Follow-up posts

I added generic broadcasting support to numpy: numpysane: a more reasonable numpy

Up to this point, a major part of PDL::Graphics::Gnuplot that was not supported in gnuplotlib was proper broadcasting ("threading" in PDL-speak) support. What is this? Suppose you have 3 1D vectors: x, y and y2, and you want to plot two curves: y vs x and y2 vs x. In gnuplotlib you can do

gp.plot( (x,y), (x,y2) )

But then you're repeating the x. It would be nicer to consolidate that. You can join y and y2 into a 2D numpy array:

gp.plot( x, np.vstack(y,y2) )

Interpreting the arguments in this way is what broadcasting is, and I just added support for this into gnuplotlib.

It would appear that this is something that PDL does much better than numpy, in general. While in PDL threading is a fundamental concept that's supported widely across the whole system, in numpy broadcasting only really exists for fundamental operations (addition, multiplication, etc). Thus numpy lacks an equivalent of thread_define, and I had to implement it myself. Note the implementation isn't pretty, but it's just complicated by nature.

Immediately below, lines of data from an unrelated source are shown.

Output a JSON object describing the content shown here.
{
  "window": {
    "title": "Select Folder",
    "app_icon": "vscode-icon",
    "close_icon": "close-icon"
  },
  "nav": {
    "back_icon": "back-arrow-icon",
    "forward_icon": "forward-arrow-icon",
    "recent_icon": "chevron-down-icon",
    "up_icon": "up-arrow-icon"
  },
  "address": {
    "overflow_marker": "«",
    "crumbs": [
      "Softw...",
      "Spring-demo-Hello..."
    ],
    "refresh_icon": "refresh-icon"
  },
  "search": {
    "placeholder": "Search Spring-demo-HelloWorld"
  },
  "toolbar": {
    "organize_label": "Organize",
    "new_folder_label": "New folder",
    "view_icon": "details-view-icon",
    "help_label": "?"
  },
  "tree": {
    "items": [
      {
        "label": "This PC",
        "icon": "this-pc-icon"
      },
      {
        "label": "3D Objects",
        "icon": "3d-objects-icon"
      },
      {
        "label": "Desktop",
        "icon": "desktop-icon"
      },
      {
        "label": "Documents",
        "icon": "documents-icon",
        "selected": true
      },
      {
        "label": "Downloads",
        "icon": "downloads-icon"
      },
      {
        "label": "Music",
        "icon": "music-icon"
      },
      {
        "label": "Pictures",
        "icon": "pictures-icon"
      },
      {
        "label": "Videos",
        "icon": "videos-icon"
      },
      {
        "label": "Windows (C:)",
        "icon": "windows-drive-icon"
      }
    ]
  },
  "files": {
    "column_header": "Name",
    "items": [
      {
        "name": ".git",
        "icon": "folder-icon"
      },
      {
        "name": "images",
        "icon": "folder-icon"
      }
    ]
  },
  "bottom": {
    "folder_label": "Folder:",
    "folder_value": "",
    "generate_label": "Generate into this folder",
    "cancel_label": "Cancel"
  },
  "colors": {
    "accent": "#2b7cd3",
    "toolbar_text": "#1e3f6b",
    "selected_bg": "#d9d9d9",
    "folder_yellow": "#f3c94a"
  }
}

Something numpy does better than PDL is the wider range of types that can live in their arrays. I can thus put strings into arrays, and use broadcasting to plot stuff with different labels and styles. This clearly requires an example. Let's plot the Conchoids of de Sluze:

import numpy as np
import gnuplotlib as gp

theta = np.linspace(0, 2*np.pi, 1000)  # dim=(  1000,)
a     = np.arange(-4,3)[:, np.newaxis] # dim=(7,1)

gp.plot( theta,
1./np.cos(theta) + a*np.cos(theta), # broadcasted. dim=(7,1000)

_with  = 'lines',
set    = 'polar',
square = True,
yrange = [-5,5],
legend = a.ravel() )

This is a plot in polar coordinates. I use broadcasting to generate a numpy array that has all the r values for all my curves in it. This array was generated by a single command. And I plot it against the one array of theta values, again in a single command. I also use broadcasting to generate labels. Generally these would be strings, and I can do that with numpy, but here just printing the numerical value of the a parameter is sufficient. The result:

Another example:

import numpy as np
import gnuplotlib as gp

x,y = np.mgrid[-10:11, -10:11]
z   = np.sqrt(x*x + y*y)
x  = x[:, 2:12]
z  = z[:, 2:12]

gp.plot((np.rollaxis( np.dstack((x,z)), 2,0),
{'tuplesize': 3,
'with': np.array(('points palette pt 7','points ps variable pt 6'))}),

square = 1)

Here the dimensions of x and z end up as (21,10). We stack them together into an array of dimensions (2,21,10). Furthermore, the with key option is also an array, but with dimension (2,) and two strings in it, indicating how each broadcast slice should be plotted. We thus plot x as a matrix with a varying color and z as a matrix with a varying point size. The result:

Works OK, and this will be very useful.